Concerns about the age and health of the nation’s leaders flared most recently when Sen. Minority Leader Mitch McConnell, R-Ky., had his second public health scare in weeks, having to be helped by aides after freezing in front of a gaggle of reporters in Kentucky.
Many younger Republicans are keeping age in mind when assessing a field of candidates ranging from 38 to 77 years old, Struve said.
“The youth factor is something that is relatable to younger voters because they are nervous about the idea of having somebody who is older and might be more susceptible to health complications during their time in office,” he said.
“We really do need folks who have the energy, who have the vigor necessary to be able to tackle a lot of daunting challenges once they take the White House,” Struve added.
As the only millennial candidate in the mix, entrepreneur Vivek Ramaswamy may have an advantage in appealing to constituents closer to him in age, Struve said.
The flipside, Langas said, is Ramaswamy’s lack of political experience compared to other Republicans running for office.
“It’s a very hard line to find that balance between where do you take policy and principle and track record? And then weigh it against: are they going to be able to see through their office? Are they going to have health complications?” Langas said.
A potential happy medium: DeSantis, who, at 44 years old, has held public office for a decade.

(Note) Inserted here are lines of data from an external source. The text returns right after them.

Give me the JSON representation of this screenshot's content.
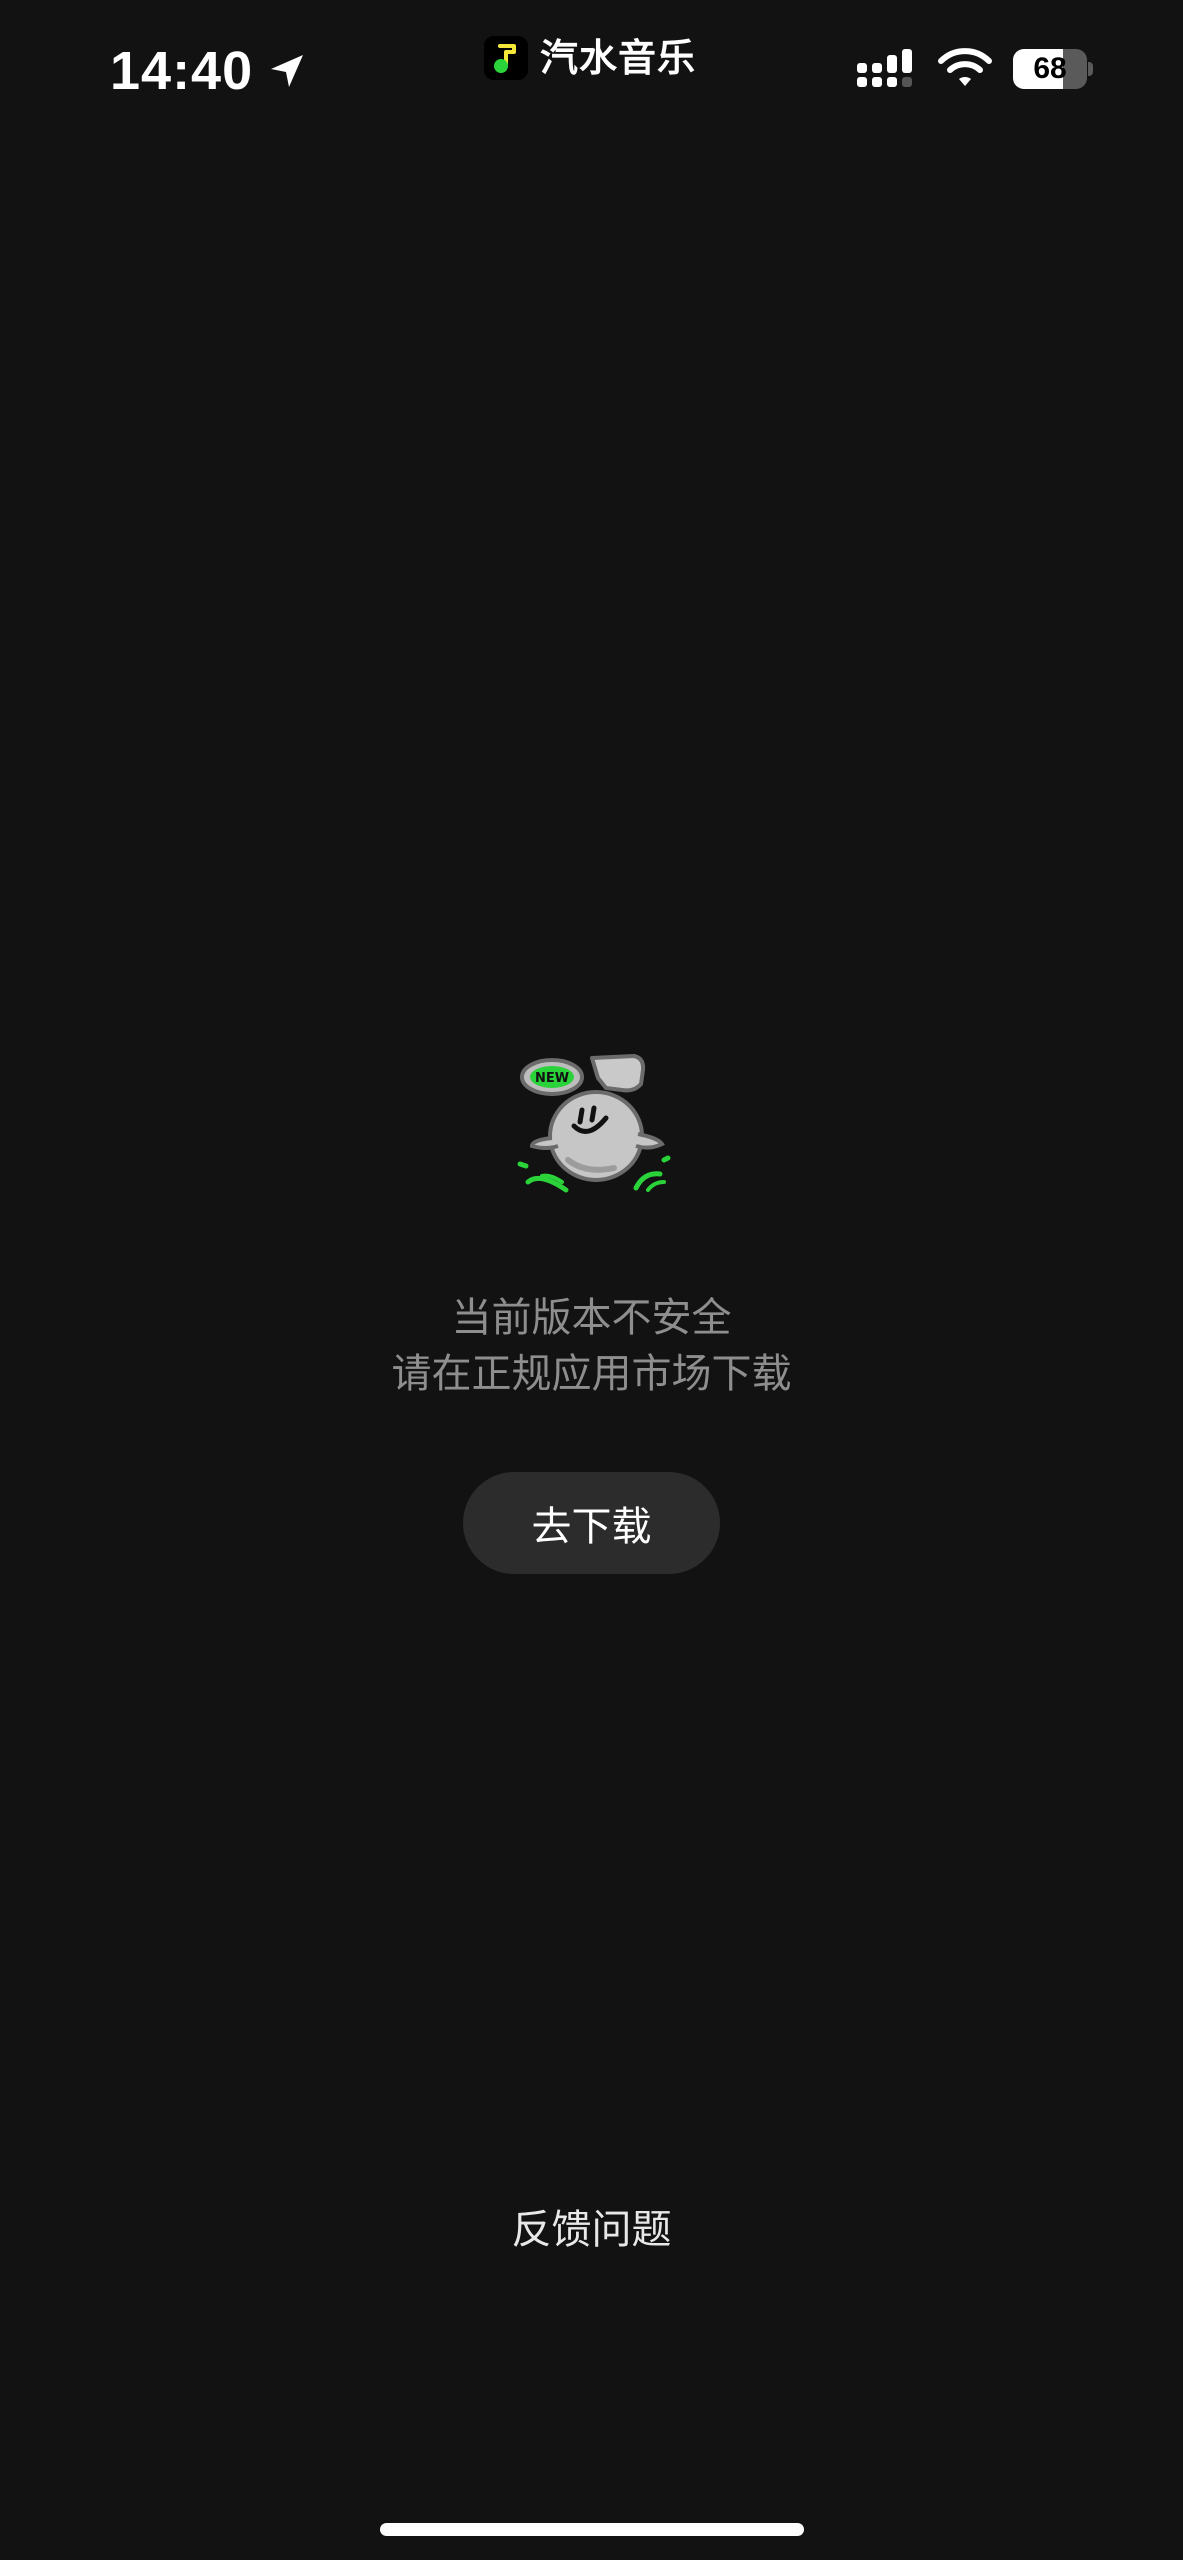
{
  "status_bar": {
    "time": "14:40",
    "location_icon": "location-arrow-icon",
    "app_name": "汽水音乐",
    "app_logo_icon": "soda-music-logo-icon",
    "signal_icon": "cellular-signal-icon",
    "wifi_icon": "wifi-icon",
    "battery_level": "68",
    "battery_fraction": 0.68
  },
  "main": {
    "illustration": "mascot-illustration",
    "illustration_badge": "NEW",
    "message_line1": "当前版本不安全",
    "message_line2": "请在正规应用市场下载",
    "download_label": "去下载",
    "feedback_label": "反馈问题"
  },
  "colors": {
    "background": "#121212",
    "message_text": "#8e8e8e",
    "button_bg": "#2c2c2c",
    "accent_green": "#2bd33a"
  }
}
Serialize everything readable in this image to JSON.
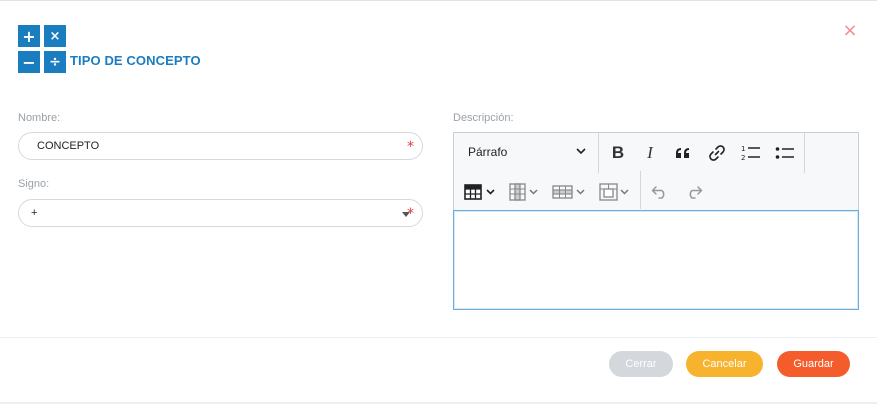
{
  "header": {
    "title": "TIPO DE CONCEPTO",
    "logo_symbols": [
      "+",
      "×",
      "−",
      "÷"
    ],
    "close_symbol": "×"
  },
  "form": {
    "nombre": {
      "label": "Nombre:",
      "value": "CONCEPTO",
      "required_mark": "*"
    },
    "signo": {
      "label": "Signo:",
      "value": "+",
      "required_mark": "*"
    },
    "descripcion": {
      "label": "Descripción:"
    }
  },
  "editor": {
    "heading_select": "Párrafo",
    "toolbar_icons": [
      "bold-icon",
      "italic-icon",
      "blockquote-icon",
      "link-icon",
      "numbered-list-icon",
      "bulleted-list-icon",
      "insert-table-icon",
      "table-column-icon",
      "table-row-icon",
      "merge-cells-icon",
      "undo-icon",
      "redo-icon"
    ]
  },
  "footer": {
    "cerrar": "Cerrar",
    "cancelar": "Cancelar",
    "guardar": "Guardar"
  },
  "colors": {
    "brand_blue": "#1a7dc0",
    "close_red": "#f28b8b",
    "cerrar_gray": "#d4d8dc",
    "cancelar_orange": "#f7b22e",
    "guardar_orange": "#f45d2b"
  }
}
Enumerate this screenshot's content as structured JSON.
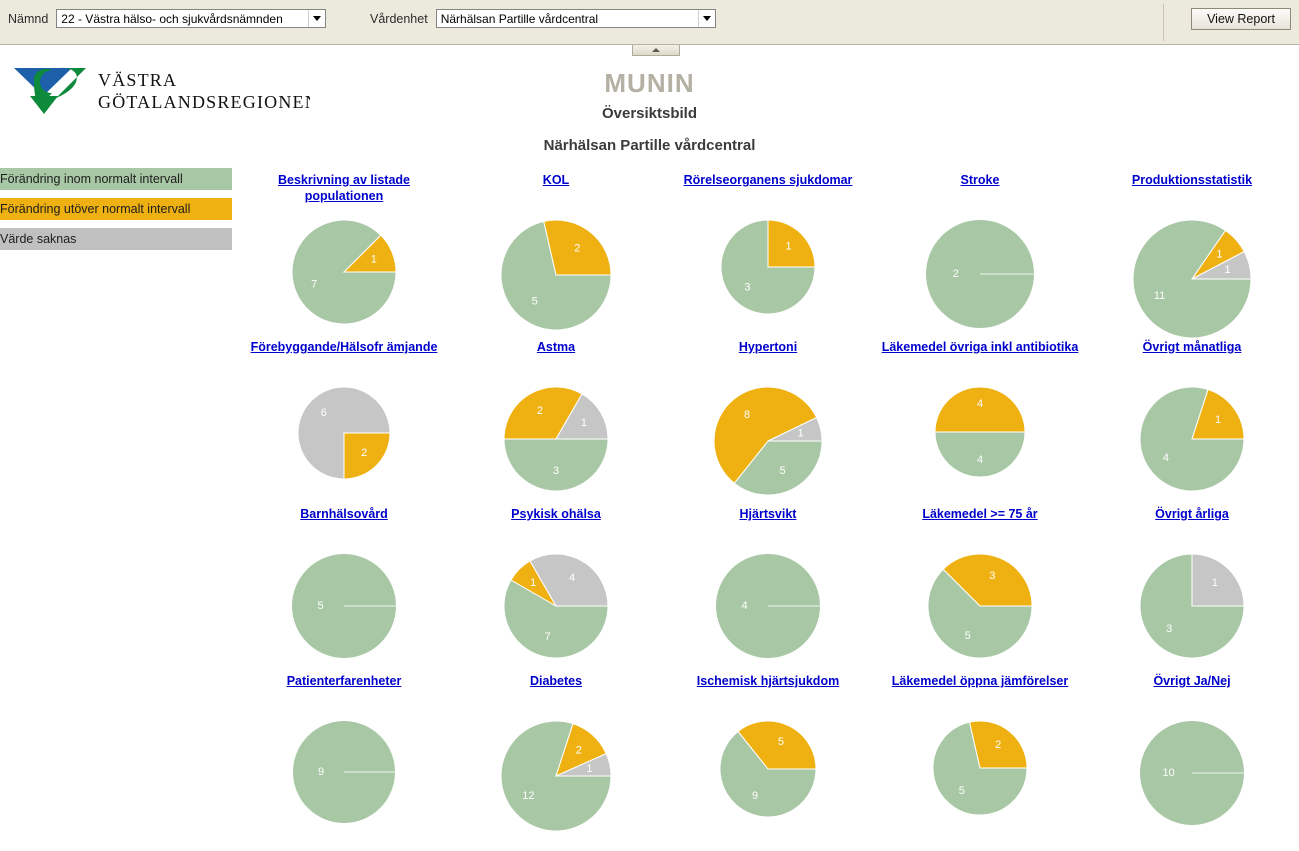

“We have a real chance to accomplish a lot of the things that the Make America Great Again movement wanted to accomplish, through somebody who has shown that he can get it done and has the youth, stamina and endurance to actually get it done in Governor Ron DeSantis,” Struve said.
Some young Republicans are still keeping an open mind
Among younger voters in South Carolina’s largest city, the current GOP favorites are DeSantis, Trump, Haley and another home state candidate, Sen. Tim Scott, said Garrett Lacy, chairman of the Greater Charleston Young Republicans.
“I haven’t necessarily seen a candidate captivate truly younger Republicans,” Lacy, a 27-year-old owner of a fishing guide business, said, based on his attendance at local political events in the crucial early voting state.
And there is far from a consensus on DeSantis in the politically purple port city, he said.
“There’s only a couple that are true Team DeSantis,” Lacy said of his peers.
Upstate in Greenville, South Carolina, DeSantis fared well with a crowd of young conservatives who gathered to watch the first Republican debate last month. About 60% said the governor was their first choice for president, and 40% said he was their second choice in a straw poll at the end of the night.
Still, several voters at the watch party said they would vote for whichever Republican is on the ballot next fall.
“Everyone on that stage, with the exception of maybe two people … I would still support them over a Democrat any day … even those two,” said Pedro Mateo, 28 and a retirement specialist, told USA TODAY ahead of the first debate.
Mateo is chairman of the political engagement committee for Young Greenville, a Republican group and host of the watch party.
Torn between Haley, DeSantis and Trump, Langas said she is waiting until closer to the election to pick a candidate.
“At this point, it’s really just Trump versus the other candidates,” she said. “There’s just really no middle ground. So, we need to figure out what the other candidates bring to the table and compare it to Trump’s track record and then make a decision from there.”
This article originally appeared on USA TODAY: These young Republicans want Ron DeSantis for 2024, not Donald Trump